The Brandeis Food Pantry, formerly known as the FRESH Food Pantry, was founded in June 2018. Though its doors are open to any member of the Brandeis community facing food insecurity, the pantry was originally oriented toward graduate students. Since its founding, the BFP has moved from the Office of Graduate Affairs, to the Usdan Game Room and finally, to room 316 in the Shapiro Campus Center. Additionally, the BFP partnered with Healthy Waltham, a local food pantry from which it receives donations, shortly after its founding.

In a March 13 interview with The Justice, Vice President of Student Affairs Andrea Dine commented on some of the reasons for the switch. According to Dine, the Fall 2023 construction of Usdan Student Center both prompted the move from the Usdan Game Room and allowed the BFP to find a more suitable location. Dine specified some of the assets of the new pantry location, commenting “[The BFP] was literally in the game room. So it was super public, super open. And so it was very visible who was coming in, taking things or not because it’s a glass wall there.” Dine hopes that the new location in the SCC will be at once more “private and accessible.” Dine also noted that for the first time in its history, the BFP has a refrigerator, though they are not yet distributing perishable items. 

The Vice President of Student Affairs added that moving the BPF to the SCC did not change the number of students receiving food. According to her, the number of students picking up food in the BPF usually fluctuates from 40 to 60, resting somewhere around the fifties.

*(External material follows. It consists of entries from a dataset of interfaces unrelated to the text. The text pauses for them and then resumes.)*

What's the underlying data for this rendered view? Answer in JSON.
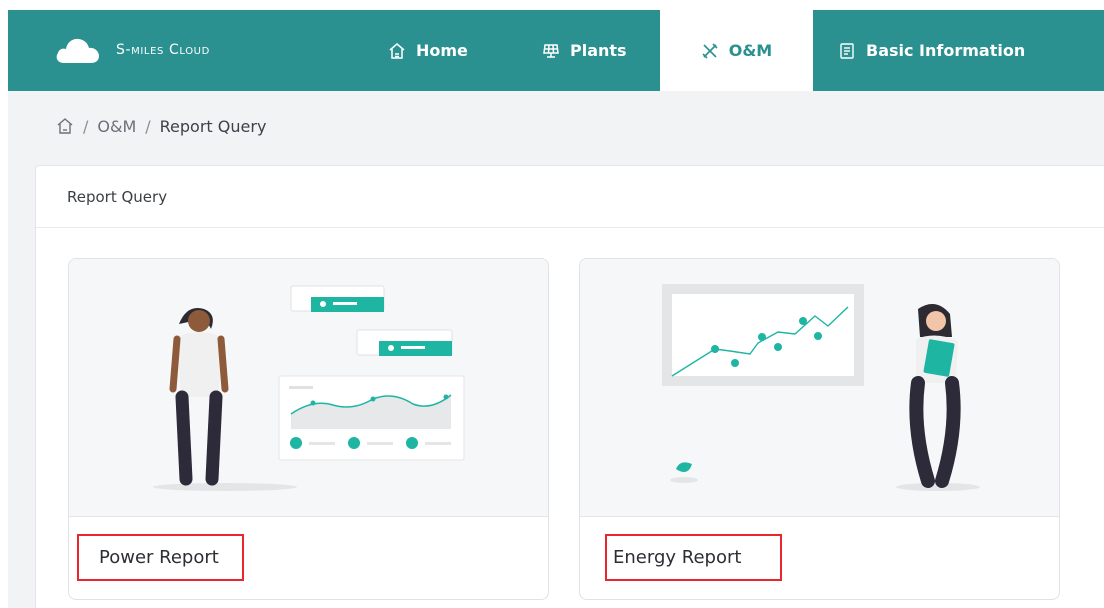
{
  "brand": {
    "name": "S-miles Cloud",
    "logo_icon": "cloud-icon"
  },
  "nav": {
    "items": [
      {
        "label": "Home",
        "icon": "home-icon",
        "active": false
      },
      {
        "label": "Plants",
        "icon": "solar-panel-icon",
        "active": false
      },
      {
        "label": "O&M",
        "icon": "tools-icon",
        "active": true
      },
      {
        "label": "Basic Information",
        "icon": "info-sheet-icon",
        "active": false
      }
    ]
  },
  "breadcrumb": {
    "home_icon": "home-icon",
    "separator": "/",
    "items": [
      "O&M",
      "Report Query"
    ]
  },
  "panel": {
    "title": "Report Query",
    "cards": [
      {
        "label": "Power Report",
        "illustration": "man-with-chart-illustration"
      },
      {
        "label": "Energy Report",
        "illustration": "woman-with-board-illustration"
      }
    ]
  },
  "colors": {
    "nav_bg": "#2a9190",
    "accent": "#1fb5a3",
    "highlight_border": "#e8262b",
    "page_bg": "#f2f3f5"
  }
}
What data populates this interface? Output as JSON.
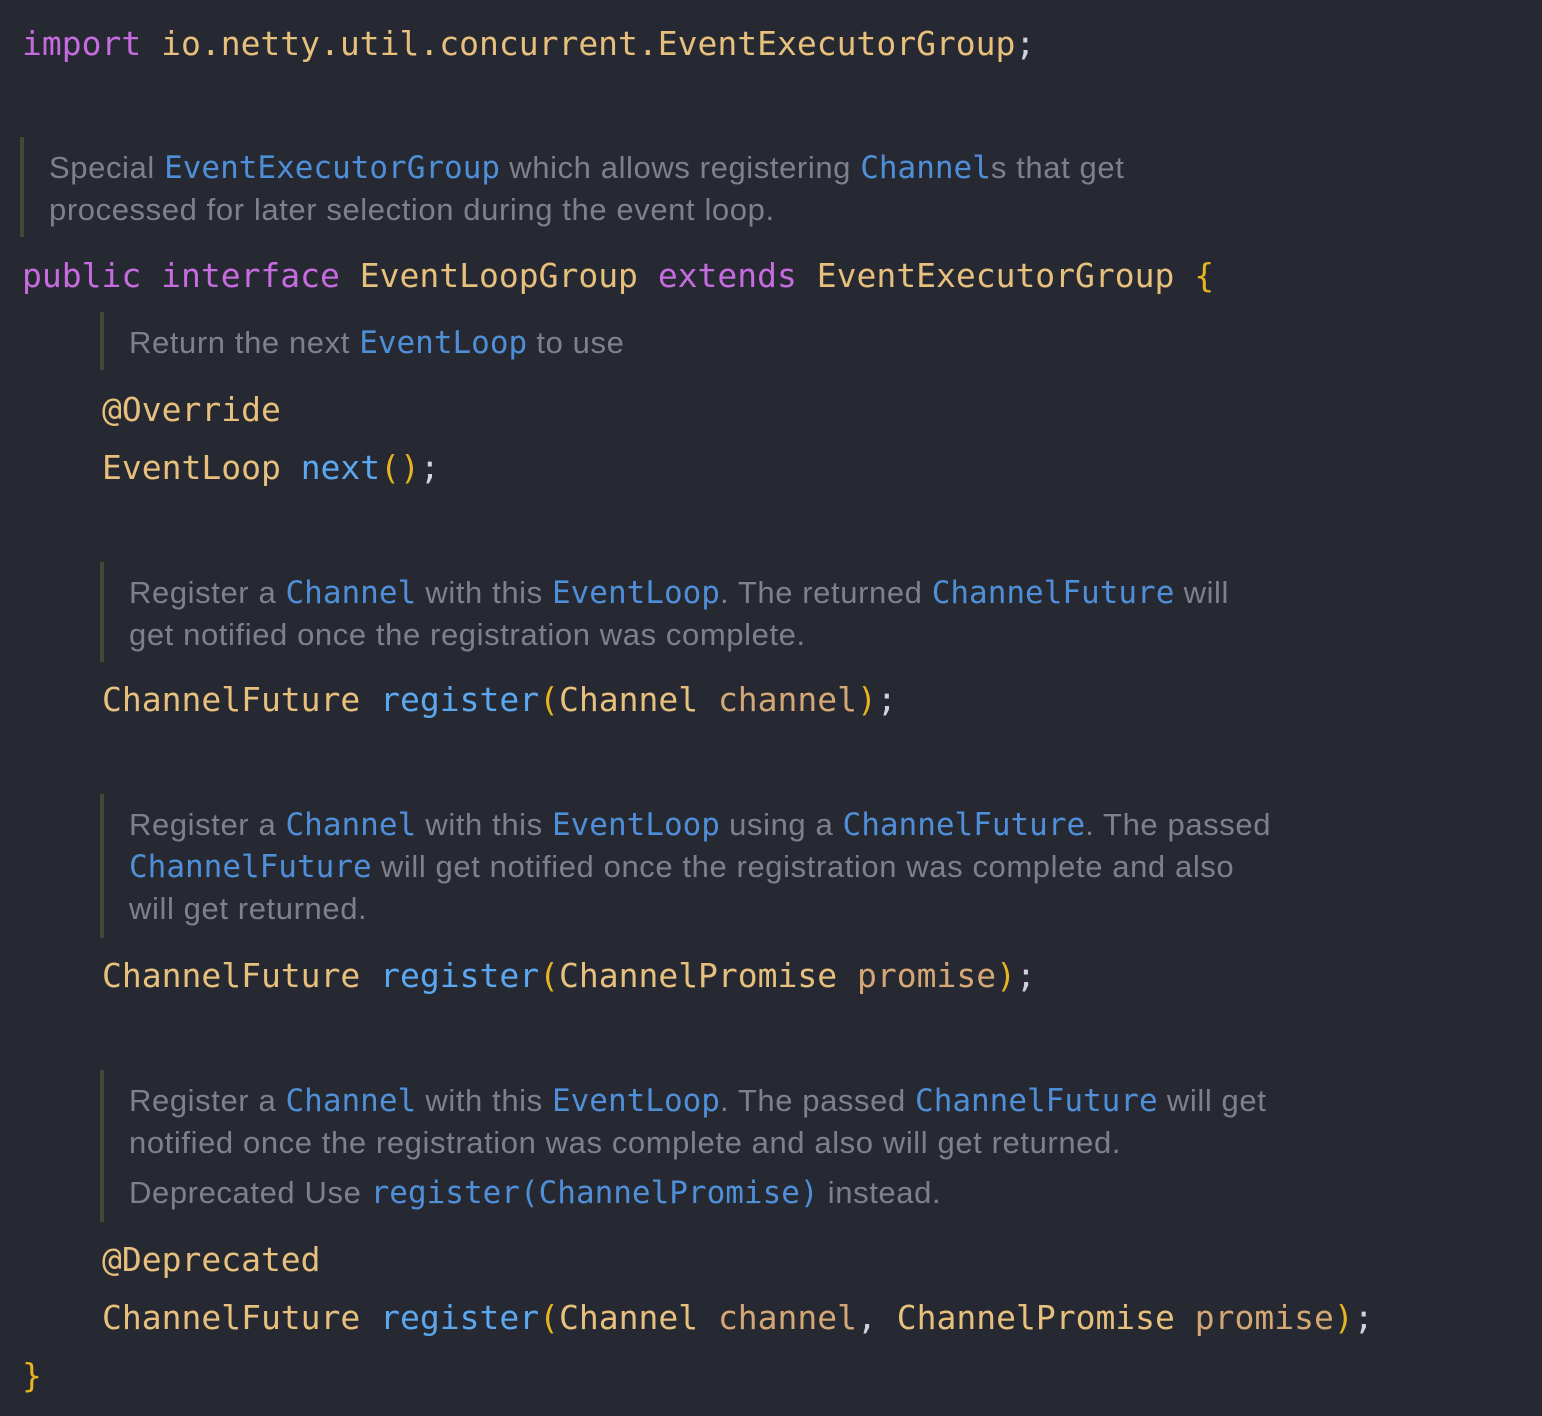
{
  "code": {
    "import_kw": "import",
    "import_path": "io.netty.util.concurrent.EventExecutorGroup",
    "semicolon": ";",
    "public_kw": "public",
    "interface_kw": "interface",
    "class_name": "EventLoopGroup",
    "extends_kw": "extends",
    "super_name": "EventExecutorGroup",
    "open_brace": "{",
    "close_brace": "}",
    "override_anno": "@Override",
    "next_ret": "EventLoop",
    "next_fn": "next",
    "empty_parens": "()",
    "future_type": "ChannelFuture",
    "register_fn": "register",
    "lparen": "(",
    "rparen": ")",
    "channel_type": "Channel",
    "channel_param": "channel",
    "promise_type": "ChannelPromise",
    "promise_param": "promise",
    "comma": ",",
    "deprecated_anno": "@Deprecated"
  },
  "docs": {
    "class_doc": {
      "l1_a": "Special ",
      "l1_ref1": "EventExecutorGroup",
      "l1_b": " which allows registering ",
      "l1_ref2": "Channel",
      "l1_c": "s that get",
      "l2": "processed for later selection during the event loop."
    },
    "next_doc": {
      "a": "Return the next ",
      "ref": "EventLoop",
      "b": " to use"
    },
    "reg1_doc": {
      "l1_a": "Register a ",
      "l1_ref1": "Channel",
      "l1_b": " with this ",
      "l1_ref2": "EventLoop",
      "l1_c": ". The returned ",
      "l1_ref3": "ChannelFuture",
      "l1_d": " will",
      "l2": "get notified once the registration was complete."
    },
    "reg2_doc": {
      "l1_a": "Register a ",
      "l1_ref1": "Channel",
      "l1_b": " with this ",
      "l1_ref2": "EventLoop",
      "l1_c": " using a ",
      "l1_ref3": "ChannelFuture",
      "l1_d": ". The passed",
      "l2_ref": "ChannelFuture",
      "l2_b": " will get notified once the registration was complete and also",
      "l3": "will get returned."
    },
    "reg3_doc": {
      "l1_a": "Register a ",
      "l1_ref1": "Channel",
      "l1_b": " with this ",
      "l1_ref2": "EventLoop",
      "l1_c": ". The passed ",
      "l1_ref3": "ChannelFuture",
      "l1_d": " will get",
      "l2": "notified once the registration was complete and also will get returned.",
      "l3_a": "Deprecated",
      "l3_b": " Use ",
      "l3_ref": "register(ChannelPromise)",
      "l3_c": " instead."
    }
  }
}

In fact, around half of the students who are currently registered for food from the BPF do not pick it up. “We’re getting food for 44 students at the moment and 24 actually picked it up,” she noted. 

Dine expressed her concern for the graduate student population in particular. According to a recent study, 17% of graduate students and 13% of postdoctoral trainees experience food insecurity compared to a national average of 12% of U.S. citizens. Food insecurity, as Dine puts it, is a “complex web of financial need.” It is just a piece in a balance between housing needs, transportation needs, familial needs and more. In the future, she hopes to create more holistic financial resources for graduate students and take more of these elements into consideration. 

Olivia Leland ’24, a fourth year graduate student, also discussed the greater issue of financial insecurity for graduate students. Though she does not currently use the BFP, Leland explained that she used various food pantries through her undergraduate experience and is connected to current users of the BFP. Leland explained during a March 15 interview with The Justice, “A lot of [graduate] students do not make a lot of money,” also mentioning that from what she has seen, humanities students tend to use the BFP more often than STEM students due to having generally lower stipends. 

For Leland, however, a different change was much more impactful in the BFP’s functioning: the switch to its current system of food distribution. Since October 2023, the BFP has required that recipients register via an online form to receive pre-assembled bags of non-perishables. An email that Leland received from the Office of Graduate Affairs on Oct. 11, 2023 attributes the need for this system to the “overwhelming presence at the pantry open house” — a puzzling statement considering that, according to Dine, participation in the pantry has remained somewhat stable. While Dine commented that the form to receive food is designed to be as simple and accessible as possible, Leland articulated simply “that was a switch that was harmful to grad students, ultimately because there’s rationing. [You] can’t just go get food.” 

Leland also mentioned the role of food insecurity in the graduate student unionization process. Though the graduate student body was already in the process of unionizing when the BFP’s food distribution system changed, Leland explained “that system came out right before our election and I think for a lot of people it solidified ‘yeah, we need to do this’ … We’ve already had so many issues with food insecurity and that was the icing on the cake.” Additionally, according to her, a lot of graduate students are probably seeking healthier, more “cookable” options from the pantry. Like Dine, she hopes that the pantry might be able to use its new fridge to distribute produce in the future.